(Input)

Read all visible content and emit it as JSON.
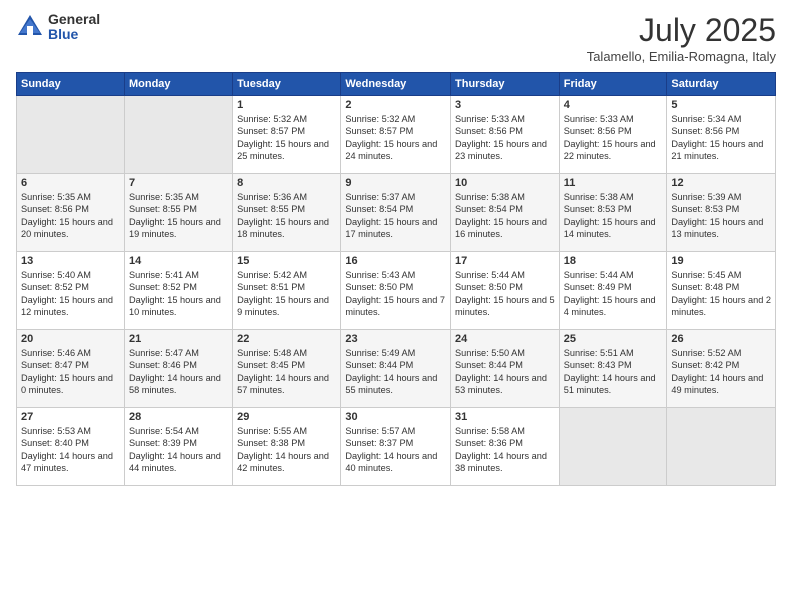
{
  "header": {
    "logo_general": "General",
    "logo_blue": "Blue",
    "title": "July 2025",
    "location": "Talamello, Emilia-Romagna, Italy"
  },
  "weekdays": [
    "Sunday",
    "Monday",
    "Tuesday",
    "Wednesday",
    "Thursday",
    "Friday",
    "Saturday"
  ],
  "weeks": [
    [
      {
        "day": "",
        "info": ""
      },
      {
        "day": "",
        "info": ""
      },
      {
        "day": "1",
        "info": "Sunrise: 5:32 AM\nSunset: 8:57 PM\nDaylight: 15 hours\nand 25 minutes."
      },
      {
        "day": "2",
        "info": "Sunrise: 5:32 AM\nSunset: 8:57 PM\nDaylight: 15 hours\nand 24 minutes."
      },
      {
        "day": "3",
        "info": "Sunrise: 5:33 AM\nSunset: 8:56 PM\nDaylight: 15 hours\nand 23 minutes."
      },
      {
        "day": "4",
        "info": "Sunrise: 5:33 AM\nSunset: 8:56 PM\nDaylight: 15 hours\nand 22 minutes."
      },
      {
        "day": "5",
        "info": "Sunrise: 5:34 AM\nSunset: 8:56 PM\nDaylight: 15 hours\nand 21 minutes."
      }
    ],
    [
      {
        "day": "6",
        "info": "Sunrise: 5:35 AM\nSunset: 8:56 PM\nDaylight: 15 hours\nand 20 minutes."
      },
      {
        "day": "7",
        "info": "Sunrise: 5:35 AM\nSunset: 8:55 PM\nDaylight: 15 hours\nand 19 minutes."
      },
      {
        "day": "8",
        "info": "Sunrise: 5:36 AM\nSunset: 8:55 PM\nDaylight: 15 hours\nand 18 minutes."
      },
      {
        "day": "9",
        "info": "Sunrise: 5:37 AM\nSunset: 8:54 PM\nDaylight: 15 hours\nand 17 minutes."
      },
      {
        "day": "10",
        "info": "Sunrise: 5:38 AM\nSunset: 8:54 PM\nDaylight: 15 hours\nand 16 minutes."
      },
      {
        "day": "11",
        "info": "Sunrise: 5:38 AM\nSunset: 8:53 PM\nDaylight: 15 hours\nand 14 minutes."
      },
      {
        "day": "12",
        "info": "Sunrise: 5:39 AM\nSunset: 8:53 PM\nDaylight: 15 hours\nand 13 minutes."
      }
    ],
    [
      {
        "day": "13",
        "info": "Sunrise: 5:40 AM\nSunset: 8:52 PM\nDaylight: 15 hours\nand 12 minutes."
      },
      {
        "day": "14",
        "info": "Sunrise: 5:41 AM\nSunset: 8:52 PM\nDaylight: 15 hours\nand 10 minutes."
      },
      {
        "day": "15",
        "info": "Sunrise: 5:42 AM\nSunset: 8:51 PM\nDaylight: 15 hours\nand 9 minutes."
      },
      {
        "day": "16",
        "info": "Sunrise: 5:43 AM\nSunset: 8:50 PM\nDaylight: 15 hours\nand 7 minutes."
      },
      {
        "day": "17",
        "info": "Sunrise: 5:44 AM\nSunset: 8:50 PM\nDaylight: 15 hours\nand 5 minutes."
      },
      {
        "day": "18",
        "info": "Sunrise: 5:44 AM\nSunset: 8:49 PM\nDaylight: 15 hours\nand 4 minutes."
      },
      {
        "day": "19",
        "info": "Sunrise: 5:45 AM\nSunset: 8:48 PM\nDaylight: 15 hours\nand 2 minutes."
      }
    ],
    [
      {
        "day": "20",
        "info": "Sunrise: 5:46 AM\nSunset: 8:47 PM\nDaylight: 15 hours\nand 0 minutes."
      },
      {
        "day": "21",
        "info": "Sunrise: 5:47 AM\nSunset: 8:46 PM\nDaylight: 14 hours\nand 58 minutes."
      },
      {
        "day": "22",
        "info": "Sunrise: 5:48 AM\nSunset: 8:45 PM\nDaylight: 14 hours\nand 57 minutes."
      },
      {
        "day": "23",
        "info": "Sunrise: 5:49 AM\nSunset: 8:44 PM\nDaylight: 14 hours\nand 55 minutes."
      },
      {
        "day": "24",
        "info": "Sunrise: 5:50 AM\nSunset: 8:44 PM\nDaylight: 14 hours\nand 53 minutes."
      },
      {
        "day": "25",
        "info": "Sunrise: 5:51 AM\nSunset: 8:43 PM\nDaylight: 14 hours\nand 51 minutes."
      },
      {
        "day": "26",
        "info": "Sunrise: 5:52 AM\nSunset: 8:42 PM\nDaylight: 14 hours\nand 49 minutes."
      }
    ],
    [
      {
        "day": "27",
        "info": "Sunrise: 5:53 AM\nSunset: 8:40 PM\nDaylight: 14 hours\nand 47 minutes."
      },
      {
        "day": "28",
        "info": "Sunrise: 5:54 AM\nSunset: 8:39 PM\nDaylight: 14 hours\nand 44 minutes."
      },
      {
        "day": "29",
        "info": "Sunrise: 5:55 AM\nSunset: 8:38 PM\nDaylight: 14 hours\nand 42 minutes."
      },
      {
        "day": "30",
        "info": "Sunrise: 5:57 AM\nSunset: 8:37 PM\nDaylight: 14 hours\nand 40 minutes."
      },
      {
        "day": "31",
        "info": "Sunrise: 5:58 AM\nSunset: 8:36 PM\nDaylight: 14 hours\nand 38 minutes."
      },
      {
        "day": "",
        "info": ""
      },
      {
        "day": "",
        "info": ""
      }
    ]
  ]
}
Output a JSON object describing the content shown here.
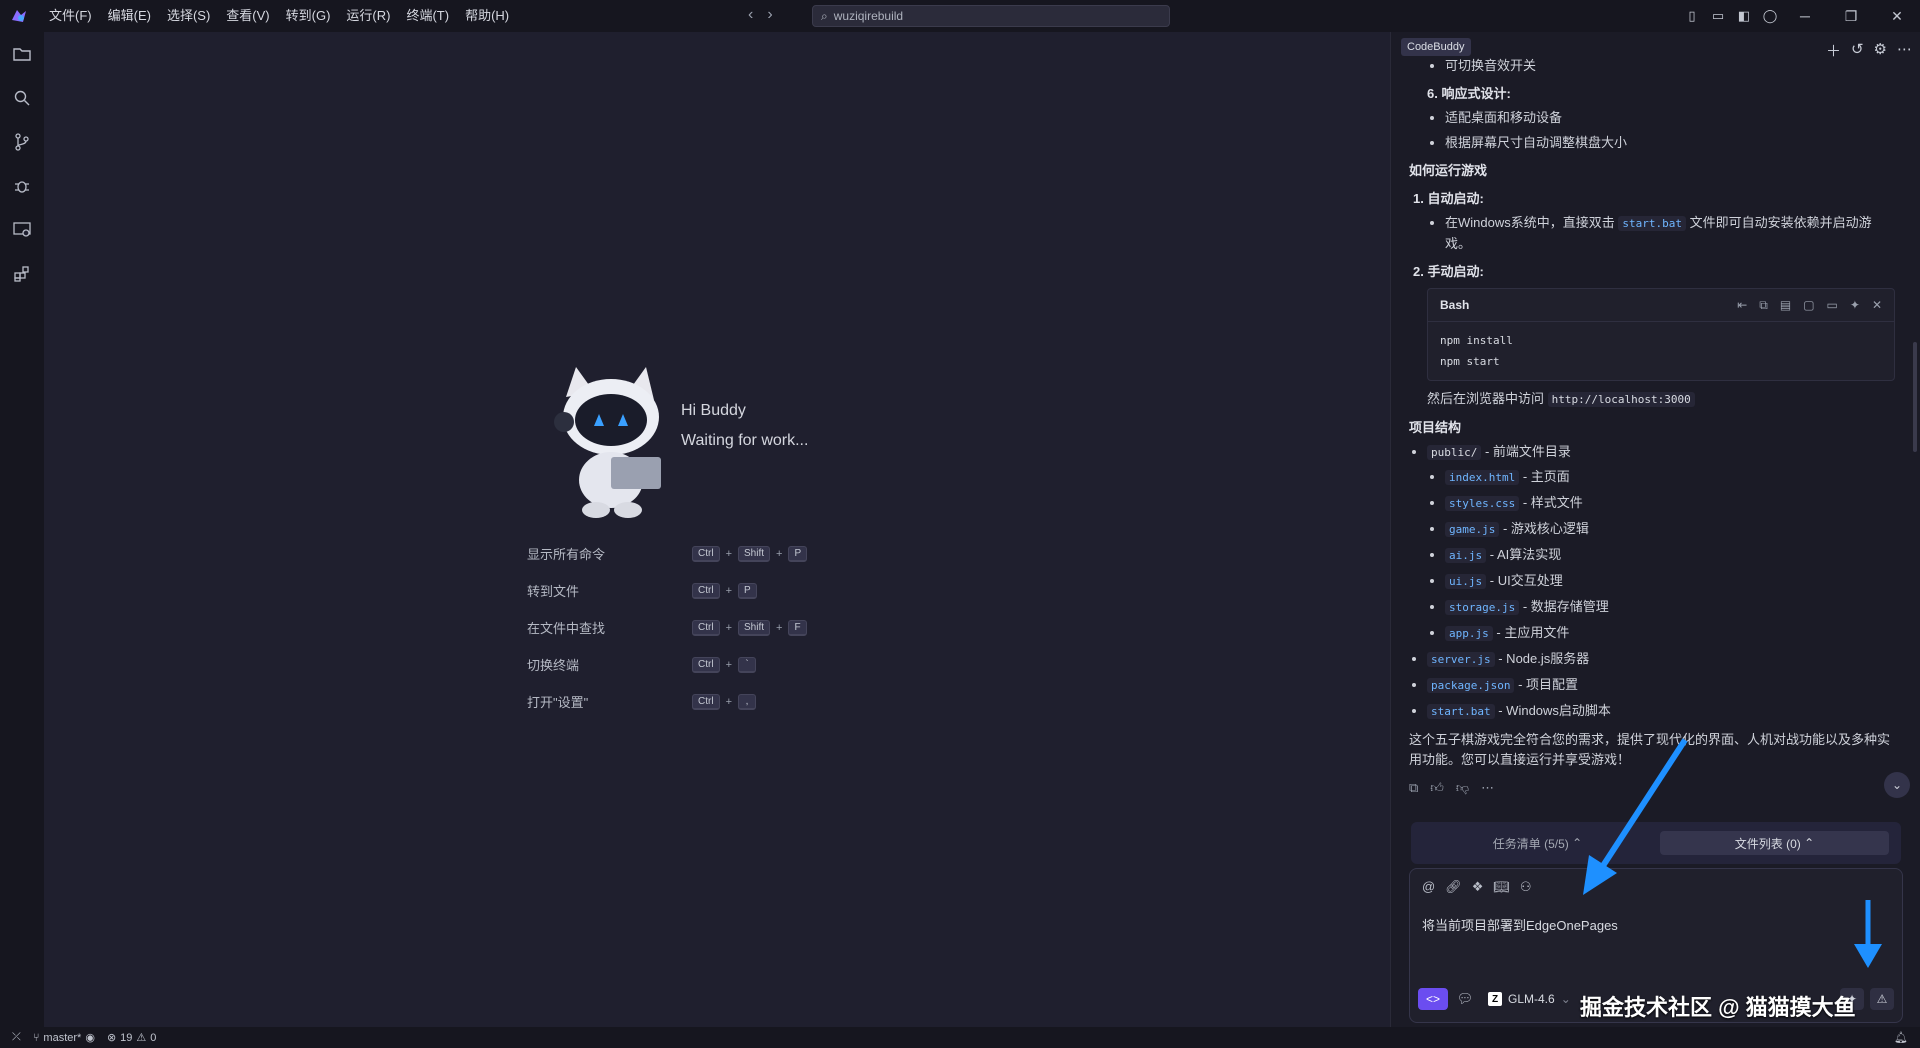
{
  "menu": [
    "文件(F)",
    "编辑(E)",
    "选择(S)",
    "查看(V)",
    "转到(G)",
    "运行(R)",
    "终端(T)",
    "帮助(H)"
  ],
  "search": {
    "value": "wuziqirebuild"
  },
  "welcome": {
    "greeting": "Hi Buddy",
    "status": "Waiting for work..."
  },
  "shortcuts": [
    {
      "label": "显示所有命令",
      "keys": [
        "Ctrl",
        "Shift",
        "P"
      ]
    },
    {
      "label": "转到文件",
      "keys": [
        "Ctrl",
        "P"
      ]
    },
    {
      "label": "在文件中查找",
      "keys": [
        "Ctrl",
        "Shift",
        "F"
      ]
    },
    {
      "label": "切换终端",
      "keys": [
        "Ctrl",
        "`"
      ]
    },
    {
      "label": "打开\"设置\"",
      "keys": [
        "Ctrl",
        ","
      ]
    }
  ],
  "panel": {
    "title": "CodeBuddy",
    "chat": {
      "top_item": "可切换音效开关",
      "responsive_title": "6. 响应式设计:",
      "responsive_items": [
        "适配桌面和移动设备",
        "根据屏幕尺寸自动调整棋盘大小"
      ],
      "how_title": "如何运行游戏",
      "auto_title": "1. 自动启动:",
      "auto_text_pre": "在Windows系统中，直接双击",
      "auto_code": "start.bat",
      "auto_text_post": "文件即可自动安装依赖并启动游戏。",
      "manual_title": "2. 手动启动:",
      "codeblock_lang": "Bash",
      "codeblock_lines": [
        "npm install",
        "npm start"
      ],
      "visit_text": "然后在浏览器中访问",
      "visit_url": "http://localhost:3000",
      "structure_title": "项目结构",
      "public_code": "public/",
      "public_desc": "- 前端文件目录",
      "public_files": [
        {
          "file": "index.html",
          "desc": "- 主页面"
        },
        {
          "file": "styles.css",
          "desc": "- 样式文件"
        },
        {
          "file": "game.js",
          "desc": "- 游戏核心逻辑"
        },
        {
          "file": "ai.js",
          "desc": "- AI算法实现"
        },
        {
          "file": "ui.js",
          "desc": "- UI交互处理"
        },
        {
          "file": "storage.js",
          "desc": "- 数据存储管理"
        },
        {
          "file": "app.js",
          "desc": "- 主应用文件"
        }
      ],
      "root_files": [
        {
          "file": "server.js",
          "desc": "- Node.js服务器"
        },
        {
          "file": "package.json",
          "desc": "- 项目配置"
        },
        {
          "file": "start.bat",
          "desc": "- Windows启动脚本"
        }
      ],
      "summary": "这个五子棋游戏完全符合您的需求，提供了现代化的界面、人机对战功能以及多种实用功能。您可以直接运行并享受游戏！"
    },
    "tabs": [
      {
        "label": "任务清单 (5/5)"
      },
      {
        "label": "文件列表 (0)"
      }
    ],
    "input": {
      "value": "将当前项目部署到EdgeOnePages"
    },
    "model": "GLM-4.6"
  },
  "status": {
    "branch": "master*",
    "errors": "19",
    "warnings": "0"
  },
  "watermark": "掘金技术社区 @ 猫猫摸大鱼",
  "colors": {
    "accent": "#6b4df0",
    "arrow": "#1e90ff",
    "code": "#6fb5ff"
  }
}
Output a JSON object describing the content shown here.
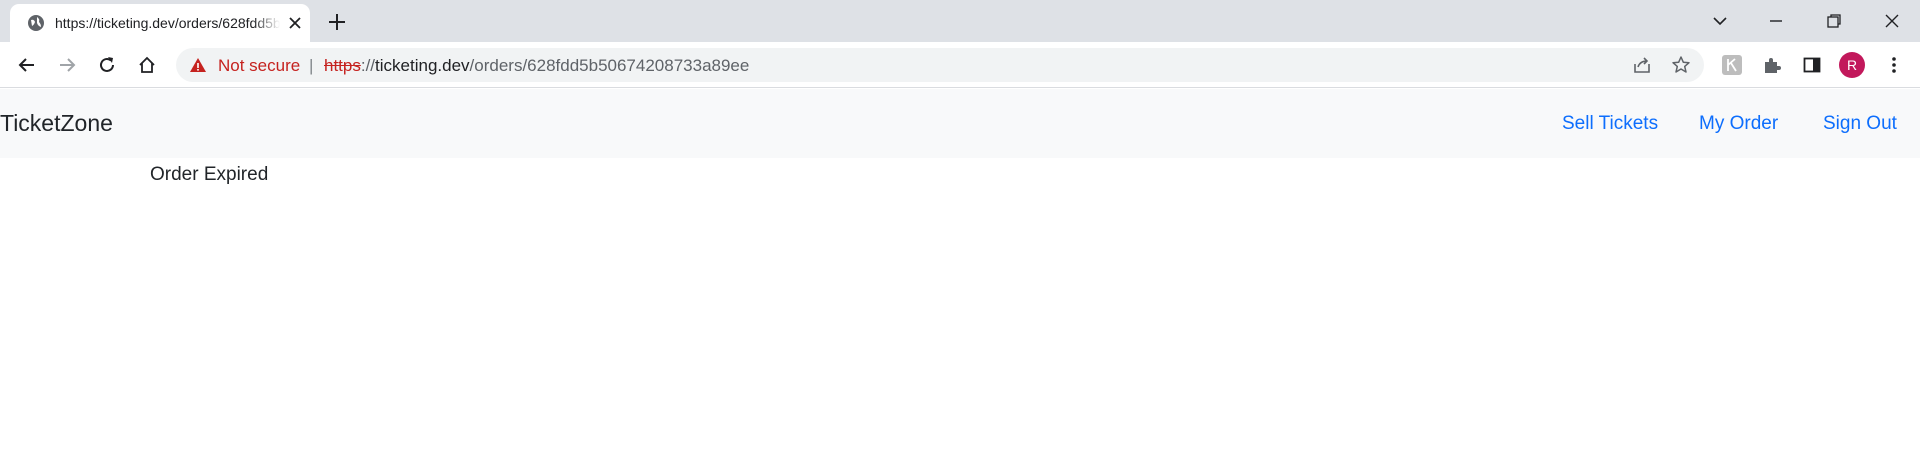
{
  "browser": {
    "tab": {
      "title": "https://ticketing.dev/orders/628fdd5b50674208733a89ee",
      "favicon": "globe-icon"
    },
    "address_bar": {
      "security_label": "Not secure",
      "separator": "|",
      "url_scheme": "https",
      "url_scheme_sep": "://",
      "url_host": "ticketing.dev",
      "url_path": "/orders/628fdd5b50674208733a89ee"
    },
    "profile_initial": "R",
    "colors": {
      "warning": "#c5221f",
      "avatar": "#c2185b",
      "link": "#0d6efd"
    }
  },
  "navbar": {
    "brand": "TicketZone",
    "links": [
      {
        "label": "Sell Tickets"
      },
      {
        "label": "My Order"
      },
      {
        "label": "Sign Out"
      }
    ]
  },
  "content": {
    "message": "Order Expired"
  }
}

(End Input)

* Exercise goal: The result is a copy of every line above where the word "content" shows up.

* Solution to the problem:
Read all visible content and emit it as JSON.
Output a JSON object describing the content shown here.
Output a JSON object describing the content shown here.
  "content": {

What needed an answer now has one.